The Dine Review
Patric Kuh gets comfortable at Post & Beam, the latest offering from Govind Armstrong
Ricardo Zarate counts to three, the Spice Table’s chef revs up with capsicum, and pink-ies are raised at the Hotel Bel-Air plus: 130 restaurants, from Langer’s to Lukshon
By Steve Appleford
How Goldenvoice went from staging scrappy punk gigs to creating Coachella
By Steve Erickson
Courting Luck and other turns in the fortuitious career of Dustin Hoffman
By Mark Lacter
Staying alive with KCET, the TV station that rocked PBS’s world
By Scott Timberg
Artist Mike Kelley’s death was as shocking as it was expected
PLUS: 4 Things We’re Not Supposed To Tell You About This Issue
→ Dishes served at our staff lunch in February by Katsuji Tanabe, chef-owner of Mexikosher. When we heard his story— a half-Japanese, half-Latino offering kosher Mexican food on Pico—we knew he belonged in our race issue.
→ How many former spouses the editors found while poring over photographs of the riots. Editor-at-large Amy Wallace and her then- husband, Jim Newton, were reporters for the Los Angeles Times in April 1992; he’s visible in one shot (it and others can be viewed at LAmag.com/raceinla) taking notes next to a burning guard shack.

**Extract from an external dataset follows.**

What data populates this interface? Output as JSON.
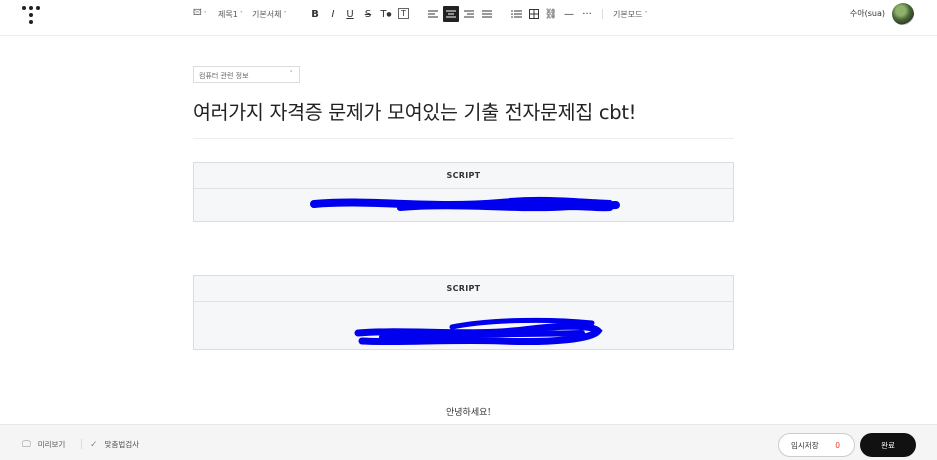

→ Length of the expletive that executive editor Matthew Segal uttered when he saw the picture of Rhonda Mitchell, one of six Angelenos interviewed by writer-at- large Dave Gardetta who were affected by the riots. Turns out Segal had met Mitchell at a lunch last sum- mer. “I didn’t know her last name or her background, so nothing rang a bell when I read her story,” he says. “When I saw her photo, I realized, I know her!”
1 attic trip
→ Effort that would have been required to unearth a photograph of design director Steven Banks’s computer being thrown through a window by rioters at the Los Angeles Times, where he was working on April 29, 1992. Banks was too busy designing this month’s package to find the image. So use your imagination.